So, a little after 11 they called us up to the last window (the only one without people sitting in front of it). The interviewing officer was a very young guy, who was smiling when we walked up, that was nice. He asked if I was the fiancee, and then had Craig do the oath and sign the form. He actually ended up asking us more questions that either of us expected, but they were all easy answers:
- How'd you meet? (We met online on livejournal.com)
- How did you find each other on Livejournal?
- What did you like about each other's profiles?
- When did you first meet in person?
- Who came to who?
- What happened after the first meeting?
- What about after the second meeting?
- When did you decide to get engaged?
- What do you do for a living (directed to me)?
- Where will you be living?
- Why the U.S. and not Canada?

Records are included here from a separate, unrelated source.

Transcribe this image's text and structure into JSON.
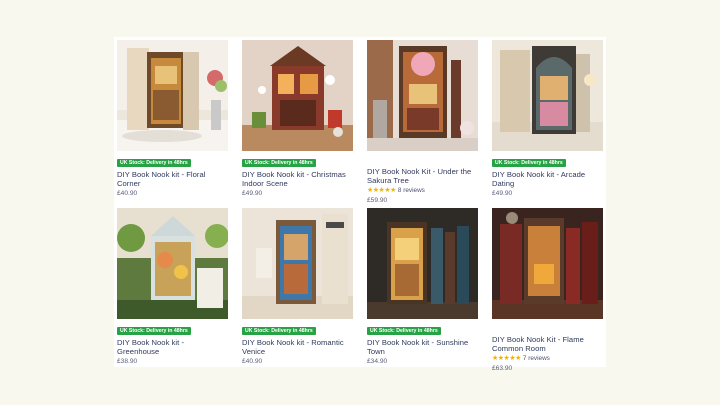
{
  "products": [
    {
      "badge": "UK Stock: Delivery in 48hrs",
      "title": "DIY Book Nook kit - Floral Corner",
      "price": "£40.90",
      "rating": null
    },
    {
      "badge": "UK Stock: Delivery in 48hrs",
      "title": "DIY Book Nook kit - Christmas Indoor Scene",
      "price": "£49.90",
      "rating": null
    },
    {
      "badge": null,
      "title": "DIY Book Nook Kit - Under the Sakura Tree",
      "price": "£59.90",
      "rating": {
        "stars": "★★★★★",
        "reviews": "8 reviews"
      }
    },
    {
      "badge": "UK Stock: Delivery in 48hrs",
      "title": "DIY Book Nook kit - Arcade Dating",
      "price": "£49.90",
      "rating": null
    },
    {
      "badge": "UK Stock: Delivery in 48hrs",
      "title": "DIY Book Nook kit - Greenhouse",
      "price": "£38.90",
      "rating": null
    },
    {
      "badge": "UK Stock: Delivery in 48hrs",
      "title": "DIY Book Nook kit - Romantic Venice",
      "price": "£40.90",
      "rating": null
    },
    {
      "badge": "UK Stock: Delivery in 48hrs",
      "title": "DIY Book Nook kit - Sunshine Town",
      "price": "£34.90",
      "rating": null
    },
    {
      "badge": null,
      "title": "DIY Book Nook Kit - Flame Common Room",
      "price": "£63.90",
      "rating": {
        "stars": "★★★★★",
        "reviews": "7 reviews"
      }
    }
  ],
  "colors": {
    "badge_green": "#27a244",
    "star": "#f0b400",
    "title": "#2f3a5e",
    "background": "#f8f8ee"
  }
}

It was more of a conversation between the three of us than just straight on questions, but those give the general idea. Then he asked to see our pictures, I handed the photo album over to him, and he saw the first picture of Craig with a nosering, and asked him if it hurt and what the process was like. He asked us where a few pictures were taken and when. He then verified where we'd be living, in Bloomington, Indiana, and started chatting to me about the movie "Breaking Away" about Bloomington. He was laughing and smiling the whole time. He shuffled some papers and said, "You can pick up your visa around 2 this afternoon." Craig and I looked at each other with an "That's it?" look, and then looked at the officer and he said "That's it!" We gathered all our evidence and then hugged in the little hallway and my eyes started to well up. We skipped on out of the room. All the guards we encountered on the way in were smiling and told us congrats.
We left, did some touristy stuff around downtown, and then came back a little before 2. The sign outside says to return at 2:45 for the visa, but that's for the vistor/work visas only. K visas go in at 2, so ignore the sign. The security guards had told us to not bring any bags or paperwork and JUST the immigrant can come in to pick up the visa. So I took all the paperwork and sat down at Starbucks (it's on the first floor of the same building, just walk down the street 10 steps from the consulate entrance). I waited for Craig, and 10 minutes later he came back with passport in hand and a WHITE (not brown!) envelope.